**What the exercise asks**
Filter these records by the string "your", copying each line that holds it.

Start of Data provided

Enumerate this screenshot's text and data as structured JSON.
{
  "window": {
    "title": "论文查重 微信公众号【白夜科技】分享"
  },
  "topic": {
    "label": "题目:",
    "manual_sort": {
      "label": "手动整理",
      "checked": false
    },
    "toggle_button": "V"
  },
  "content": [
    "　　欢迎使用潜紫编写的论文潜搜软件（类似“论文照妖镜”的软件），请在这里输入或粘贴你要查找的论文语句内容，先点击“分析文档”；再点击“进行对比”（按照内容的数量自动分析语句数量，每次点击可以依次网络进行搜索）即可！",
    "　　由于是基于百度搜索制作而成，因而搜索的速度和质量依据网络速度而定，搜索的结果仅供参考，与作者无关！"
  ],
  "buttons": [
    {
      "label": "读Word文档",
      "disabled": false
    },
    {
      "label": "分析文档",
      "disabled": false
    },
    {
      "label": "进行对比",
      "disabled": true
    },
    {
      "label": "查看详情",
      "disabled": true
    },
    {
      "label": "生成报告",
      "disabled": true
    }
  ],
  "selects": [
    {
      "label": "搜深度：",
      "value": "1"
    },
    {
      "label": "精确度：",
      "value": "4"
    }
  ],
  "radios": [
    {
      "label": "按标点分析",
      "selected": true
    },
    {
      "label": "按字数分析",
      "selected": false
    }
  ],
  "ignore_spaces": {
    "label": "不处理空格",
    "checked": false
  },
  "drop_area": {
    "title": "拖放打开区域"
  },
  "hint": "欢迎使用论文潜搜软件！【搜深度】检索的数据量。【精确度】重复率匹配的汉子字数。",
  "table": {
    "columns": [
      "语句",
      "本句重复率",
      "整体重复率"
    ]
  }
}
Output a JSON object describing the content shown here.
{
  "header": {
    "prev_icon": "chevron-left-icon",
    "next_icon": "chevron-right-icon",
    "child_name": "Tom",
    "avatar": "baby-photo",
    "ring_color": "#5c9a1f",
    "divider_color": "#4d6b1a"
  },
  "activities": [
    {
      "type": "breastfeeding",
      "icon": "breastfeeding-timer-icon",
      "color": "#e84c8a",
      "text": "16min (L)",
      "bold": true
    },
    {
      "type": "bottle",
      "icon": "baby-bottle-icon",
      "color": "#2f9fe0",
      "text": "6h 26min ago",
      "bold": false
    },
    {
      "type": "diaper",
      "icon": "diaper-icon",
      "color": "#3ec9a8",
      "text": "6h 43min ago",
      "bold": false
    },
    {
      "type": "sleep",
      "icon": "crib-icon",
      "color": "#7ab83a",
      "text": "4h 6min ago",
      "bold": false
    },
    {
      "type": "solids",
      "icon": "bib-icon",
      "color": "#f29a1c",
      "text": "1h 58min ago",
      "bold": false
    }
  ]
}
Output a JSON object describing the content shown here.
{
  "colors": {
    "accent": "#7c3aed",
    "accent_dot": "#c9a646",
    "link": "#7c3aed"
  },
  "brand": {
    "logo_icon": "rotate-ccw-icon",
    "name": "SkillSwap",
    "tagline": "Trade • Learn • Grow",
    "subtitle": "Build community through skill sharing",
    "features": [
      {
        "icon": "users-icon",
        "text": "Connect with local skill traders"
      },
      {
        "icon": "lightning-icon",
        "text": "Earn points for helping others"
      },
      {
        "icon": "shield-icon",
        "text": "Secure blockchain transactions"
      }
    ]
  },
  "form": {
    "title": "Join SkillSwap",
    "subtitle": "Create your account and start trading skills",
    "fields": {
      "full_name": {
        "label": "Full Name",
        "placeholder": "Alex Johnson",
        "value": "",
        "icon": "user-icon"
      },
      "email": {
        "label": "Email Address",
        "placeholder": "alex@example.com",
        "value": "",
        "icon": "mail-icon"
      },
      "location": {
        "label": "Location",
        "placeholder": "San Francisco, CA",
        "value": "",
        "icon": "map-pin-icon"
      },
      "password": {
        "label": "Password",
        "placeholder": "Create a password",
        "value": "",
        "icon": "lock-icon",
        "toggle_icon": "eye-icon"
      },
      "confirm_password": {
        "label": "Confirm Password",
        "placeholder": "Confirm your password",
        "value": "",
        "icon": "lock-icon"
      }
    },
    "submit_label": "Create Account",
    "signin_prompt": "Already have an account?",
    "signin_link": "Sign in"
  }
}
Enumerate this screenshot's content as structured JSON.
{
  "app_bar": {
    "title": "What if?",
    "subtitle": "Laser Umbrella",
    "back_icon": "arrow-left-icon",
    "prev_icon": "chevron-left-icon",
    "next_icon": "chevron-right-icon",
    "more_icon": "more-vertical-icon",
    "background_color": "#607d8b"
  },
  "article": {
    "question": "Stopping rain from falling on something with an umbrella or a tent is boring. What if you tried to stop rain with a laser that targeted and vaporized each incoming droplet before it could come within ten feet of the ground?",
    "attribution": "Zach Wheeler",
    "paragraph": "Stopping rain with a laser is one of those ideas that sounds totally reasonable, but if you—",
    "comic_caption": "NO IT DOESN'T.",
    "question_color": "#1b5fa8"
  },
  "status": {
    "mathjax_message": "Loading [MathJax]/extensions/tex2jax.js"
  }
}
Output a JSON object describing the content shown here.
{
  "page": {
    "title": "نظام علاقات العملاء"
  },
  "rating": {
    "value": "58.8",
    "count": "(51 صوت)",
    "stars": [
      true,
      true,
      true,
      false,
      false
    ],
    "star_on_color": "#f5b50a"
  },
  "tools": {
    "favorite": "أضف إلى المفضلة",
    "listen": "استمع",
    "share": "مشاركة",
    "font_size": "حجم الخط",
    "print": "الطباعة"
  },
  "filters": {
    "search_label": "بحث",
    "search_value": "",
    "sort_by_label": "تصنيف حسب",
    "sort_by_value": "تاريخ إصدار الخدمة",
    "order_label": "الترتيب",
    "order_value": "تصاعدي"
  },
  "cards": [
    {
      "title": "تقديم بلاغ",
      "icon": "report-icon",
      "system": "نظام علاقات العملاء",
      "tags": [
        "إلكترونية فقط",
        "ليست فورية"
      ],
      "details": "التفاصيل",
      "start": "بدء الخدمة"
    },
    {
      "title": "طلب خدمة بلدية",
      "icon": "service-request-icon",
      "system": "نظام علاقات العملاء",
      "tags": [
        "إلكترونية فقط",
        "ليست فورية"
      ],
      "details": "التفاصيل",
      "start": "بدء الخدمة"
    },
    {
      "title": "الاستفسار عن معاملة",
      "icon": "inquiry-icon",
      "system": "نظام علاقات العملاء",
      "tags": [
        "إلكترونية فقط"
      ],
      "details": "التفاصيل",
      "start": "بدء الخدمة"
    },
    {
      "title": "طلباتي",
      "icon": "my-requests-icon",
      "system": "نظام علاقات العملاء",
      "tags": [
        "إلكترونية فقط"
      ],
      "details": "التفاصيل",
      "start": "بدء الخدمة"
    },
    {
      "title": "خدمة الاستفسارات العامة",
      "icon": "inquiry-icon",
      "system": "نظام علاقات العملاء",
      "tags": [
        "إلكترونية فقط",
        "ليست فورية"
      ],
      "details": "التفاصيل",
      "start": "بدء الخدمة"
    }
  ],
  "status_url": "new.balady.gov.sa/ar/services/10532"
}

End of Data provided

**Completed exercise**
    "subtitle": "Create your account and start trading skills",
        "placeholder": "Confirm your password",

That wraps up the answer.